Campaigns: Erratic, event-based statistic boosts that are temporary and unsustainable are definitely not the best for marketing, long-term. Thankfully, videos have shown nothing but a steady, consistent rise in terms of performance and ROI. As MarTech points out, having content that can be improved overtime is leagues better than having content that just targets something in the moment. Audio-visual media definitely checks the box in that regard, seeing as there always has—and predictably always will be—video trends.
Permission Marketing: Sending cold emails and cold calls is simply not done anymore. People want to be warmed up to the subject. Video, when done right, can be connect to the viewer on an emotional, personable level. Live-action videos are especially effective, as the person on-screen can effectively convey emotions that get felt—and unconsciously mirrored—by the viewer.
The Future of Video Marketing
In Q1 of 2016, Vala Afshar of Huffington Post correctly predicted that video would move towards a more interactive format (the start of 360° video and Live Video), personalized videos would garner more views and engagement, and that video marketing itself would become a core competency within marketing organizations.
A Cisco study published by Tubular Insights predicts that video will make up 80% of the world’s internet traffic in 2019. They also predict that internet video to TV rate will increase fouffold by the same year. Another breathtaking prediction is that it will take an average user 5 million years to watch every video produced in a single month by 2019.

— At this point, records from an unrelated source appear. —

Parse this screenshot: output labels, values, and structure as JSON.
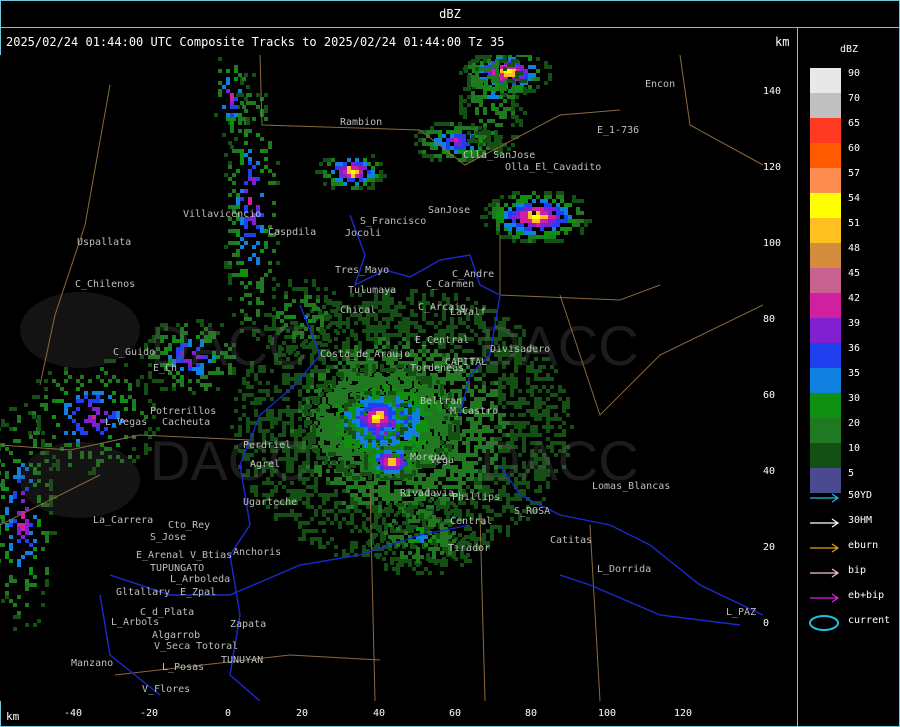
{
  "window": {
    "title": "dBZ"
  },
  "header": {
    "text": "2025/02/24 01:44:00 UTC Composite Tracks to 2025/02/24 01:44:00 Tz 35",
    "unit_top": "km",
    "unit_bottom": "km"
  },
  "axes": {
    "y_ticks": [
      "140",
      "120",
      "100",
      "80",
      "60",
      "40",
      "20",
      "0"
    ],
    "x_ticks": [
      "-40",
      "-20",
      "0",
      "20",
      "40",
      "60",
      "80",
      "100",
      "120"
    ]
  },
  "legend": {
    "title": "dBZ",
    "levels": [
      {
        "label": "90",
        "color": "#e8e8e8"
      },
      {
        "label": "70",
        "color": "#c0c0c0"
      },
      {
        "label": "65",
        "color": "#ff3a20"
      },
      {
        "label": "60",
        "color": "#ff5a00"
      },
      {
        "label": "57",
        "color": "#ff8c50"
      },
      {
        "label": "54",
        "color": "#ffff00"
      },
      {
        "label": "51",
        "color": "#ffc020"
      },
      {
        "label": "48",
        "color": "#d28c3c"
      },
      {
        "label": "45",
        "color": "#c86090"
      },
      {
        "label": "42",
        "color": "#d020a0"
      },
      {
        "label": "39",
        "color": "#8020d0"
      },
      {
        "label": "36",
        "color": "#2040f0"
      },
      {
        "label": "35",
        "color": "#1080e0"
      },
      {
        "label": "30",
        "color": "#109010"
      },
      {
        "label": "20",
        "color": "#207820"
      },
      {
        "label": "10",
        "color": "#145014"
      },
      {
        "label": "5",
        "color": "#4a4a90"
      }
    ]
  },
  "tracks": [
    {
      "label": "50YD",
      "color": "#20c0e0",
      "icon": "arrow-icon"
    },
    {
      "label": "30HM",
      "color": "#ffffff",
      "icon": "arrow-icon"
    },
    {
      "label": "eburn",
      "color": "#e0a020",
      "icon": "arrow-icon"
    },
    {
      "label": "bip",
      "color": "#ffc0c0",
      "icon": "arrow-icon"
    },
    {
      "label": "eb+bip",
      "color": "#e020e0",
      "icon": "arrow-icon"
    },
    {
      "label": "current",
      "color": "#20c0e0",
      "icon": "ellipse-icon"
    }
  ],
  "places": [
    "Encon",
    "Rambion",
    "E_1-736",
    "Clla_SanJose",
    "Olla_El_Cavadito",
    "SanJose",
    "S_Francisco",
    "Villavicencio",
    "Uspallata",
    "Caspdila",
    "Jocoli",
    "Tres_Mayo",
    "Tulumaya",
    "C_Andre",
    "C_Carmen",
    "C_Chilenos",
    "Chical",
    "C_Arcaig",
    "LaValf",
    "C_Guido",
    "Costa_de_Araujo",
    "E_Central",
    "Divisadero",
    "E_Ch",
    "Tordeneas",
    "Potrerillos",
    "L_Vegas",
    "Cacheuta",
    "Beltran",
    "M_Castro",
    "Perdriel",
    "Agrel",
    "Vega",
    "Lomas_Blancas",
    "Ugarteche",
    "Phillips",
    "Rivadavia",
    "La_Carrera",
    "Cto_Rey",
    "S_Jose",
    "Central",
    "S_ROSA",
    "Catitas",
    "E_Arenal",
    "V_Btias",
    "TUPUNGATO",
    "L_Arboleda",
    "Tirador",
    "Anchoris",
    "L_Dorrida",
    "Gltallary",
    "E_Zpal",
    "C_d_Plata",
    "Zapata",
    "L_Arbols",
    "Algarrob",
    "V_Seca",
    "Totoral",
    "L_Posas",
    "Manzano",
    "TUNUYAN",
    "V_Flores",
    "L_PAZ",
    "Moreno",
    "CAPITAL"
  ],
  "watermark": {
    "text": "DACC"
  },
  "colors": {
    "frame": "#6fc7d8",
    "county_lines": "#8b6a3e",
    "boundaries": "#1a2ad0"
  }
}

Needless to say, Los Angeles video marketing has risen to the top, and it looks content to stay there. The internet has nothing but praises for video, and marketers seem to be benefitting more and more with each new trend and social media platform. What is the future of video marketing? According to Forbes, video marketing is the future.